EXERCISE
If a line of the data below holds the word "shortcut", list it.

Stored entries
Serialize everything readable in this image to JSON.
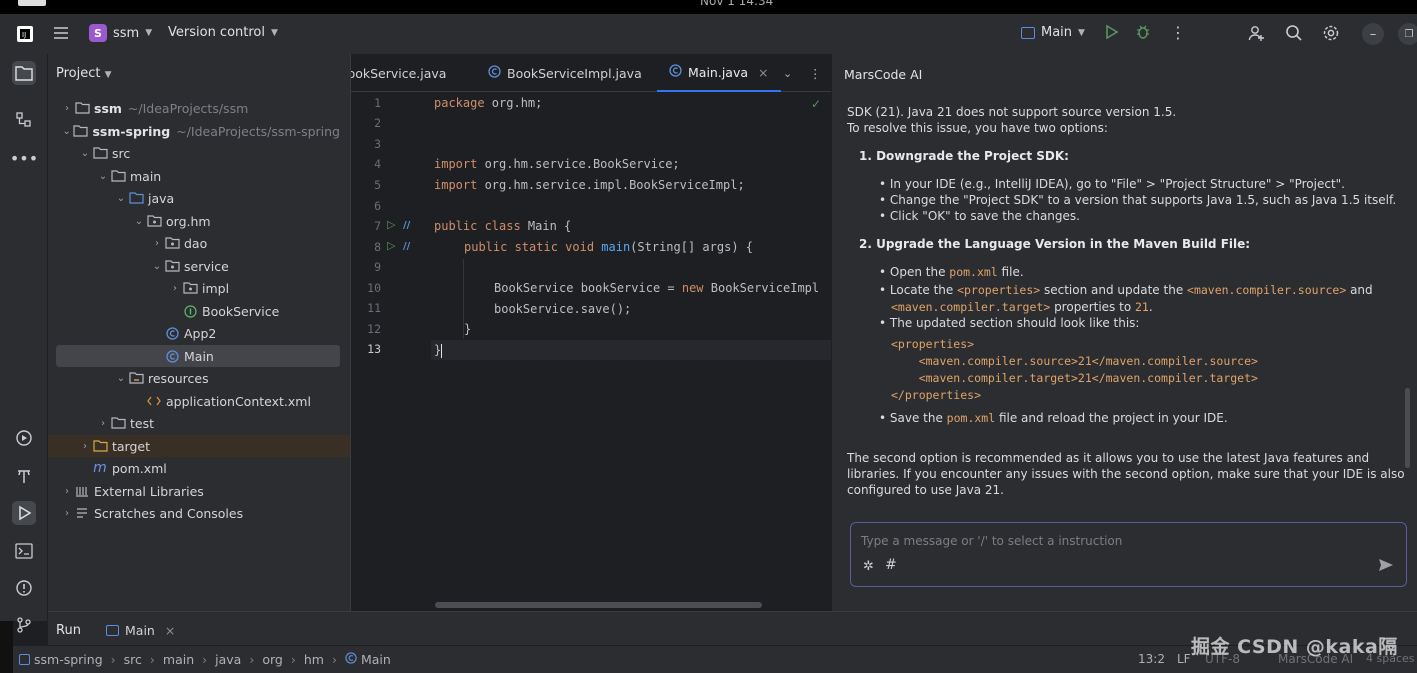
{
  "system": {
    "clock": "Nov 1  14:34"
  },
  "titlebar": {
    "project_letter": "S",
    "project_name": "ssm",
    "vcs_label": "Version control",
    "run_config": "Main",
    "colors": {
      "project_badge": "#9b59d0",
      "run_green": "#57965c"
    }
  },
  "project_panel": {
    "title": "Project",
    "tree": [
      {
        "label": "ssm",
        "path": "~/IdeaProjects/ssm",
        "bold": true
      },
      {
        "label": "ssm-spring",
        "path": "~/IdeaProjects/ssm-spring",
        "bold": true
      },
      {
        "label": "src"
      },
      {
        "label": "main"
      },
      {
        "label": "java"
      },
      {
        "label": "org.hm"
      },
      {
        "label": "dao"
      },
      {
        "label": "service"
      },
      {
        "label": "impl"
      },
      {
        "label": "BookService"
      },
      {
        "label": "App2"
      },
      {
        "label": "Main"
      },
      {
        "label": "resources"
      },
      {
        "label": "applicationContext.xml"
      },
      {
        "label": "test"
      },
      {
        "label": "target"
      },
      {
        "label": "pom.xml"
      },
      {
        "label": "External Libraries"
      },
      {
        "label": "Scratches and Consoles"
      }
    ]
  },
  "editor": {
    "tabs": [
      "BookService.java",
      "BookServiceImpl.java",
      "Main.java"
    ],
    "line_numbers": [
      "1",
      "2",
      "3",
      "4",
      "5",
      "6",
      "7",
      "8",
      "9",
      "10",
      "11",
      "12",
      "13"
    ],
    "code": {
      "l1_kw": "package",
      "l1_rest": " org.hm;",
      "l4_kw": "import",
      "l4_rest": " org.hm.service.BookService;",
      "l5_kw": "import",
      "l5_rest": " org.hm.service.impl.BookServiceImpl;",
      "l7_kw": "public class",
      "l7_rest": " Main {",
      "l8_kw": "public static void",
      "l8_fn": " main",
      "l8_rest": "(String[] args) {",
      "l10_pre": "BookService bookService = ",
      "l10_kw": "new",
      "l10_rest": " BookServiceImpl",
      "l11": "bookService.save();",
      "l12": "}",
      "l13": "}"
    }
  },
  "chat": {
    "title": "MarsCode AI",
    "p1": "SDK (21). Java 21 does not support source version 1.5.",
    "p2": "To resolve this issue, you have two options:",
    "opt1": "1. Downgrade the Project SDK:",
    "opt1_bullets": [
      "• In your IDE (e.g., IntelliJ IDEA), go to \"File\" > \"Project Structure\" > \"Project\".",
      "• Change the \"Project SDK\" to a version that supports Java 1.5, such as Java 1.5 itself.",
      "• Click \"OK\" to save the changes."
    ],
    "opt2": "2. Upgrade the Language Version in the Maven Build File:",
    "b_open_pre": "• Open the ",
    "b_open_code": "pom.xml",
    "b_open_post": " file.",
    "b_locate_pre": "• Locate the ",
    "b_locate_code": "<properties>",
    "b_locate_mid": " section and update the ",
    "b_locate_code2": "<maven.compiler.source>",
    "b_locate_post": " and",
    "b_locate2_code": "<maven.compiler.target>",
    "b_locate2_mid": " properties to ",
    "b_locate2_code2": "21",
    "b_locate2_post": ".",
    "b_updated": "• The updated section should look like this:",
    "xml": [
      "<properties>",
      "    <maven.compiler.source>21</maven.compiler.source>",
      "    <maven.compiler.target>21</maven.compiler.target>",
      "</properties>"
    ],
    "b_save_pre": "• Save the ",
    "b_save_code": "pom.xml",
    "b_save_post": " file and reload the project in your IDE.",
    "closing": [
      "The second option is recommended as it allows you to use the latest Java features and",
      "libraries. If you encounter any issues with the second option, make sure that your IDE is also",
      "configured to use Java 21."
    ],
    "input_placeholder": "Type a message or '/' to select a instruction"
  },
  "runbar": {
    "label": "Run",
    "tab": "Main"
  },
  "status": {
    "breadcrumb": [
      "ssm-spring",
      "src",
      "main",
      "java",
      "org",
      "hm",
      "Main"
    ],
    "position": "13:2",
    "line_sep": "LF",
    "encoding": "UTF-8",
    "plugin": "MarsCode AI",
    "indent": "4 spaces",
    "watermark": "掘金 CSDN @kaka隔"
  }
}
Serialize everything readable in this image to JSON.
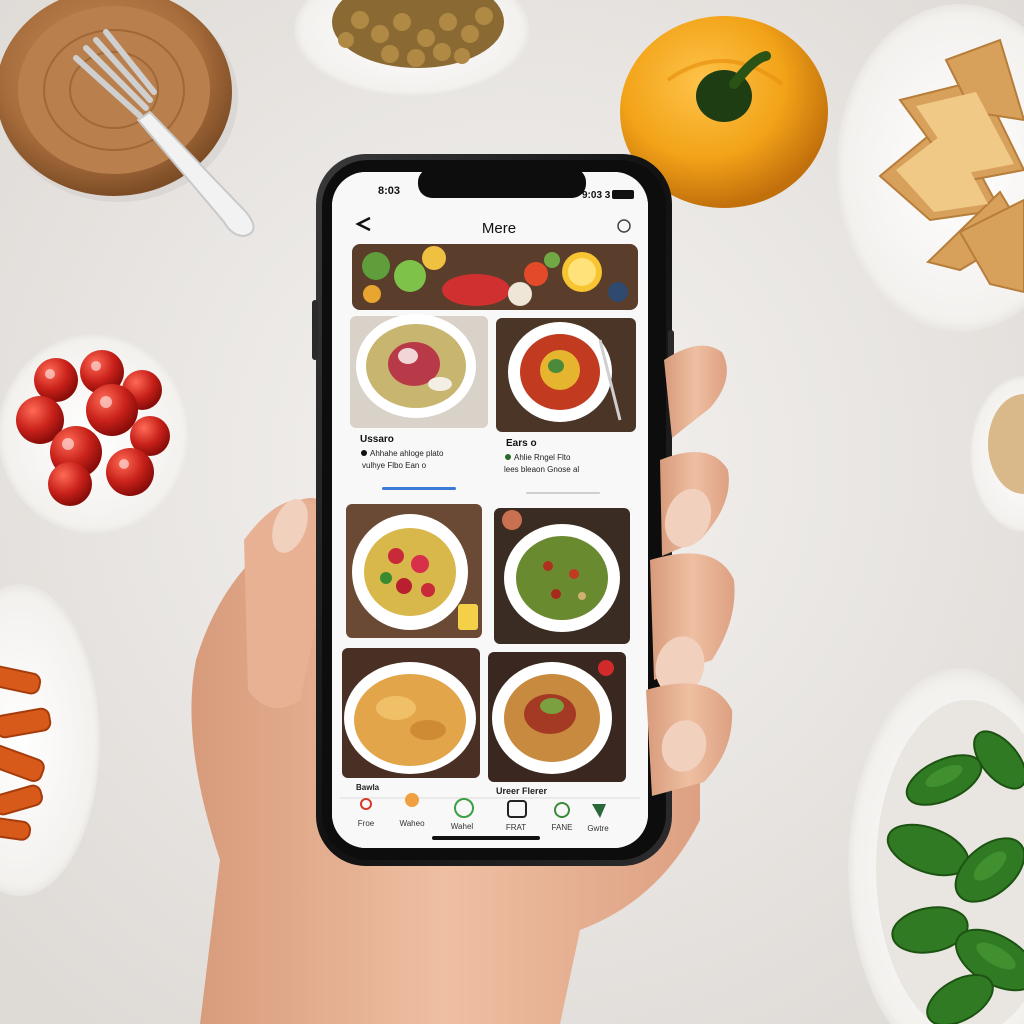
{
  "status_bar": {
    "time": "8:03",
    "right": "9:03 3"
  },
  "header": {
    "title": "Mere"
  },
  "cards": [
    {
      "title": "Ussaro",
      "line1": "Ahhahe ahloge plato",
      "line2": "vulhye Flbo Ean o"
    },
    {
      "title": "Ears o",
      "line1": "Ahlie Rngel Flto",
      "line2": "lees bleaon Gnose al"
    }
  ],
  "bottom_labels": {
    "left": "Bawla",
    "right": "Ureer Flerer"
  },
  "tabs": [
    {
      "label": "Froe"
    },
    {
      "label": "Waheo"
    },
    {
      "label": "Wahel"
    },
    {
      "label": "FRAT"
    },
    {
      "label": "FANE"
    },
    {
      "label": "Gwtre"
    }
  ],
  "colors": {
    "background": "#ece9e6",
    "phone_frame": "#141414",
    "screen": "#f7f7f7",
    "accent": "#3a7bd5",
    "tomato": "#c8211a",
    "pepper": "#f2a318"
  }
}
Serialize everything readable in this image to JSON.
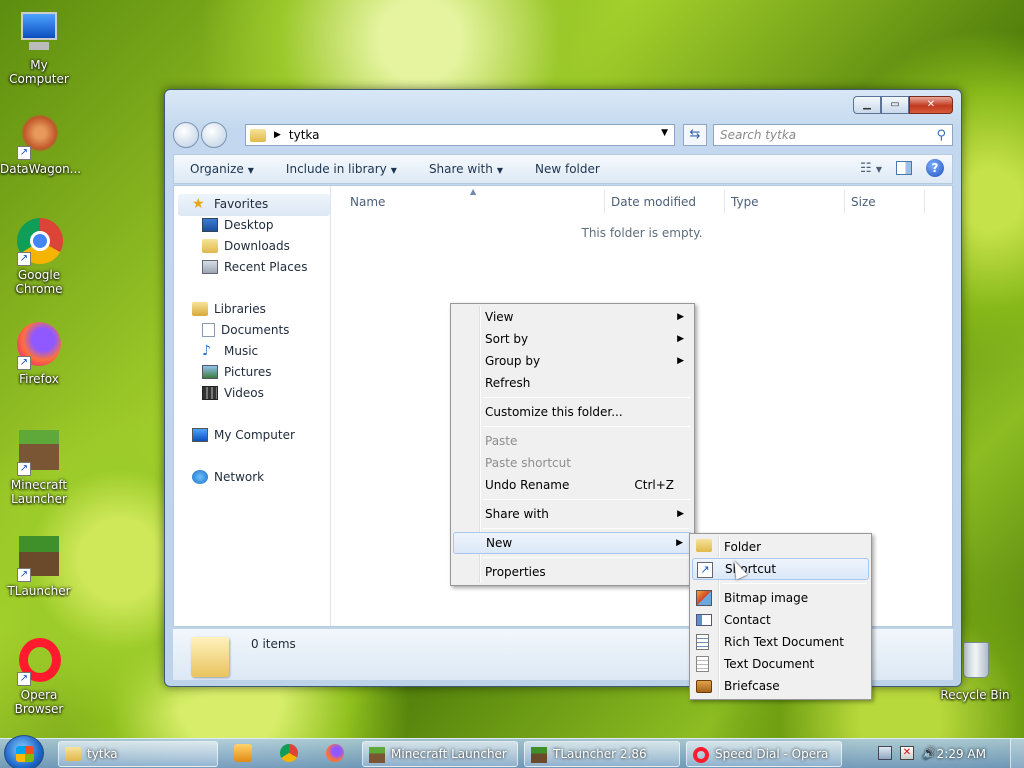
{
  "desktop": {
    "icons": [
      {
        "label": "My Computer",
        "icon": "computer-icon"
      },
      {
        "label": "DataWagon...",
        "icon": "datawagon-icon"
      },
      {
        "label": "Google\nChrome",
        "icon": "chrome-icon"
      },
      {
        "label": "Firefox",
        "icon": "firefox-icon"
      },
      {
        "label": "Minecraft\nLauncher",
        "icon": "minecraft-icon"
      },
      {
        "label": "TLauncher",
        "icon": "tlauncher-icon"
      },
      {
        "label": "Opera\nBrowser",
        "icon": "opera-icon"
      },
      {
        "label": "Recycle Bin",
        "icon": "recycle-bin-icon"
      }
    ]
  },
  "window": {
    "title_buttons": {
      "minimize": "▁",
      "maximize": "▭",
      "close": "✕"
    },
    "address": {
      "path": "tytka",
      "search_placeholder": "Search tytka"
    },
    "toolbar": {
      "organize": "Organize",
      "include": "Include in library",
      "share": "Share with",
      "new_folder": "New folder",
      "help": "?"
    },
    "nav": {
      "favorites": "Favorites",
      "desktop": "Desktop",
      "downloads": "Downloads",
      "recent": "Recent Places",
      "libraries": "Libraries",
      "documents": "Documents",
      "music": "Music",
      "pictures": "Pictures",
      "videos": "Videos",
      "computer": "My Computer",
      "network": "Network"
    },
    "columns": {
      "name": "Name",
      "date": "Date modified",
      "type": "Type",
      "size": "Size"
    },
    "empty_message": "This folder is empty.",
    "details": {
      "count": "0 items"
    }
  },
  "context_menu": {
    "view": "View",
    "sort_by": "Sort by",
    "group_by": "Group by",
    "refresh": "Refresh",
    "customize": "Customize this folder...",
    "paste": "Paste",
    "paste_shortcut": "Paste shortcut",
    "undo_rename": "Undo Rename",
    "undo_key": "Ctrl+Z",
    "share_with": "Share with",
    "new": "New",
    "properties": "Properties"
  },
  "new_submenu": {
    "folder": "Folder",
    "shortcut": "Shortcut",
    "bitmap": "Bitmap image",
    "contact": "Contact",
    "rtf": "Rich Text Document",
    "text": "Text Document",
    "briefcase": "Briefcase"
  },
  "taskbar": {
    "items": {
      "explorer": "tytka",
      "minecraft": "Minecraft Launcher",
      "tlauncher": "TLauncher 2.86",
      "opera": "Speed Dial - Opera"
    },
    "clock": "2:29 AM"
  },
  "colors": {
    "accent": "#1e3550",
    "menu_highlight": "#dbe8f8",
    "close_button": "#c0391f"
  }
}
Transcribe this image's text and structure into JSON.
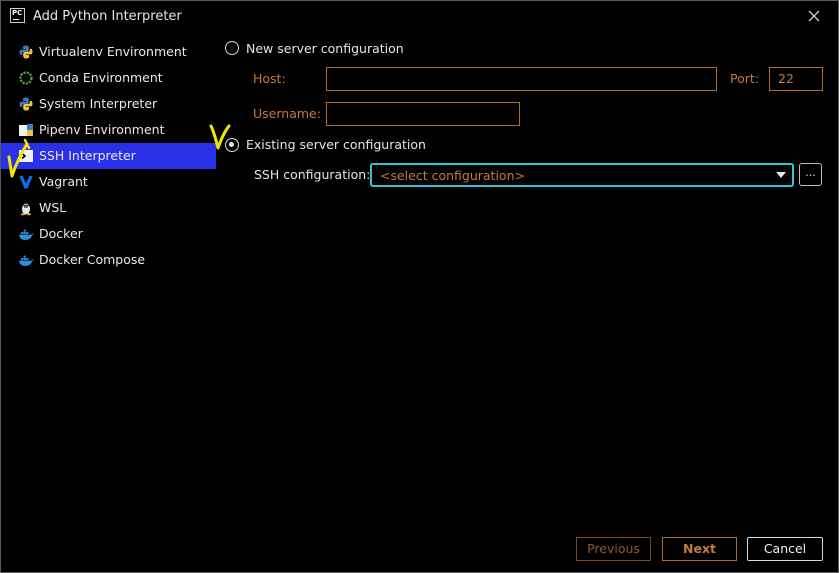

FINISHED EXERCISE
    "paste_shortcut": "Paste shortcut",
    "shortcut": "Shortcut",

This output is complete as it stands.